The armed conflict between Israel and the coalition of Egypt, Jordan, Syria, Iraq, and Algeria had taken place between June 5 and June 10, 1967. In the very beginning of the war, the young Israeli state managed to destroy most of the Egyptian aviation and then swiftly occupied the Sinai Peninsula, the Gaza Strip, the West Bank of the Jordan River, East Jerusalem and the Golan Heights.
However, according to Kots, it's not the strategy and tactics of the participants of the Six-Day War what deserves special attention but the weapons which they used during the confrontation.
The crux of the matter is that new tanks and aircraft manufactured by the USSR of the countries of the NATO bloc made their debut on the fields and in the air during the conflict. Later these weapons were used and continue to be used in dozens of conflicts around the world.
"In fact, during the Six-Day War, the Soviet and Western defense industries tried to figure out whose design bureaus are better, more modern and effective. Half a century ago, like today, they failed to answer this question unequivocally," Kots pointed out.
The journalist recalled that the Six-Day War's tank battles had gone down in history as the largest since the end of the Second World War.
"More than 2.5 thousand light, medium and heavy tanks were engaged in combat by both sides [of the conflict]. While many of these [fighting vehicles] were considered obsolete back in 1967, there were also many modern machines," Kots noted.
In the early 1960s, the USSR provided Egypt and Syria with several hundred of most advanced T-55 main battle tanks of that time.
"The T-55 had become the world's first tank equipped with an automatic anti-nuclear protection system [Protivoatomnaya Zashchita] and the first Soviet armored vehicles with the Drozd active protection system. Its D-10T2S tank gun could effectively strike most of the Western armored vehicles, while the T-55's squat shape allowed it to effectively hide in the irregular terrain," the journalist observed, adding that the T-55 became one of the most-produced tanks in military history.
At that time, the М-51 Super Sherman, a modified version of the American M4 Sherman tank, was regarded as Israel Defense Forces' (IDF) main trump card. The armored vehicle boasted a powerful 105-millimeter cannon, a reliable Cummins VT8-460 diesel engine, an automatic transmission and 23-inch wide tracks.
"In a specific Middle Eastern climate, the Super Sherman proved to be reliable and unpretentious," Kots remarked.

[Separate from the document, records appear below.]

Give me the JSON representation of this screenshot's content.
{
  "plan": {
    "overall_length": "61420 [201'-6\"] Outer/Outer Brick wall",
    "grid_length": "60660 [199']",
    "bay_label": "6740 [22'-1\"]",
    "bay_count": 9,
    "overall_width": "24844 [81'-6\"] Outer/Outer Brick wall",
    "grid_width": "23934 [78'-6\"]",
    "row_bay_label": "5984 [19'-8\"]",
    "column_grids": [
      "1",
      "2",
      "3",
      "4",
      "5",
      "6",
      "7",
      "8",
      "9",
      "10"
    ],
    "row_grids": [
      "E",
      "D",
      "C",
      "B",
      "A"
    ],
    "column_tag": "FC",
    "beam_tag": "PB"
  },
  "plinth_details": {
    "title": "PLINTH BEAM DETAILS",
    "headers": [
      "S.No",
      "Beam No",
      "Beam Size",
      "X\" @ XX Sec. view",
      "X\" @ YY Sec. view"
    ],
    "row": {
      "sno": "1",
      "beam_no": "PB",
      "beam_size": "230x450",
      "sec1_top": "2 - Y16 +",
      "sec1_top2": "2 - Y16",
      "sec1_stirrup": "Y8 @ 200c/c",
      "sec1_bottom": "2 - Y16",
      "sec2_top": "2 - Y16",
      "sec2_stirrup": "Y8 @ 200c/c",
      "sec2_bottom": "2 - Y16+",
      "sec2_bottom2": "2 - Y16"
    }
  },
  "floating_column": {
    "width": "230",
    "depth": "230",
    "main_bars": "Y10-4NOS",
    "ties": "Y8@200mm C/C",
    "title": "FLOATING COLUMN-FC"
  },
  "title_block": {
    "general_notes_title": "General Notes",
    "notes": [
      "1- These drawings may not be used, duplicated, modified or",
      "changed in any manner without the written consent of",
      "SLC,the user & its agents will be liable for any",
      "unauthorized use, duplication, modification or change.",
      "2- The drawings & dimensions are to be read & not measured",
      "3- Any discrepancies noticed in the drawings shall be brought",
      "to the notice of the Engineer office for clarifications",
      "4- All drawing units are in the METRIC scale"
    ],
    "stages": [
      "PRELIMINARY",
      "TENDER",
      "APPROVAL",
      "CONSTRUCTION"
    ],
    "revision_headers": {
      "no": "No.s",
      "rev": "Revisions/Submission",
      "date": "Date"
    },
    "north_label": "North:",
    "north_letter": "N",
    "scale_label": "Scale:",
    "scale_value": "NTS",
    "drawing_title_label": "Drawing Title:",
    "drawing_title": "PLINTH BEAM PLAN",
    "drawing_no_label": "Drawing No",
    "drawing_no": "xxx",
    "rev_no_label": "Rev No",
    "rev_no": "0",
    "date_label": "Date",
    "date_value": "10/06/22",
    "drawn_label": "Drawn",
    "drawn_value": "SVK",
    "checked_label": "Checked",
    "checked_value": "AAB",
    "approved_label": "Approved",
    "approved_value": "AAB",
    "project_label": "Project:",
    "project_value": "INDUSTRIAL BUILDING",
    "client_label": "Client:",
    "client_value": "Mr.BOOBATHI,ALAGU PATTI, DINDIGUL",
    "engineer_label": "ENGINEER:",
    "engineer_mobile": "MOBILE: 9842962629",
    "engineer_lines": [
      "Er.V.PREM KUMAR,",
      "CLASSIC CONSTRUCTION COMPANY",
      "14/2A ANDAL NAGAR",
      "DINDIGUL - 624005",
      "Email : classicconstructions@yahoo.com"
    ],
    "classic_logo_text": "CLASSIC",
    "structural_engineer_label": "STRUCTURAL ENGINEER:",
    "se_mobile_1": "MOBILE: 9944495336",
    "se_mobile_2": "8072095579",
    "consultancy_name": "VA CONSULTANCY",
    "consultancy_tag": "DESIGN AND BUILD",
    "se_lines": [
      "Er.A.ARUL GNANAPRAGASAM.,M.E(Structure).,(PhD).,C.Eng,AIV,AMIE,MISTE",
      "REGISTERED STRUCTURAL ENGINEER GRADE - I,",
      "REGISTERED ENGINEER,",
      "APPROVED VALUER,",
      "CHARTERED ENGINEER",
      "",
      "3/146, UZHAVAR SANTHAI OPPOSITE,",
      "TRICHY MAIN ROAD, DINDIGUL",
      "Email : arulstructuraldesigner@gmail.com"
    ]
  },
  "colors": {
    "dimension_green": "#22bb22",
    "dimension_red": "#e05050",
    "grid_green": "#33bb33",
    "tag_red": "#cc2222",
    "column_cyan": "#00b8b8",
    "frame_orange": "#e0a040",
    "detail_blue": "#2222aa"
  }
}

According to the journalist, the most severe losses the Israelis had suffered on the Syrian front: "In the battles with Soviet tanks for the Golan Heights, the IDF lost 160 Super Shermans and the British-made Centurions. Syria lost 73 vehicles, including 10 T-54 and T-55."
However, the lack of training turned out to be the Arab coalition's major vulnerability.
"In general, the Six-Day War's experience had once again shown that even the most modern tanks with poorly trained crews lose in duels with older vehicles operated by experienced military personnel," Kots highlighted.
"In addition, the armored vehicles of the Arab coalition were constantly attacked by Israeli strike fighters and bombers. It became clear that in the coming armed conflicts, the victory would be won by the one who could gain and maintain superiority in the air," he added.
Besides the Soviet-made T-55 tank, the Arab coalition used the third-generation MiG-21 jet fighters — one of the best warplanes in the world at that time.
The major rival of the MiG-21 in the Mideast airspace was the French-made Dassault Mirage III.
However, although both aircraft demonstrated an excellent maneuverability and outstanding speed characteristics, the MiG-21 proved to be more efficient in combat due to its R-13M short-range infrared homing air-to-air missiles.
"In the course of the Six-Day War, Egypt, Syria, and Iraq lost 19 MiG-21 fighters in air battles. One of them was mistakenly shot down by the Egyptian S-75 surface-to-air missile system immediately after the aircraft took over the Israeli warplane. For its part, Israel lost about eight or ten Mirages in the fight with the Soviet-made jets. Given the absolute superiority of Israel in the number of warplanes, the Arab pilots had indeed given a solid performance," the journalist emphasized.
Again, the air battles of the Six-Day War demonstrated the same pattern as the combat activities on the ground: the lack of training thwarted the technologicak superiority.
"Despite the technological superiority the pilots of the Arab coalition were less skilled than their opponents and couldn't effectively interact with their own air defense forces," Kots assumed.
"As the famous Israeli flying ace Eitan Carmi admitted in one of his post-war interviews if the MiGs were operated by Soviet pilots the war could have ended differently," the journalist concluded.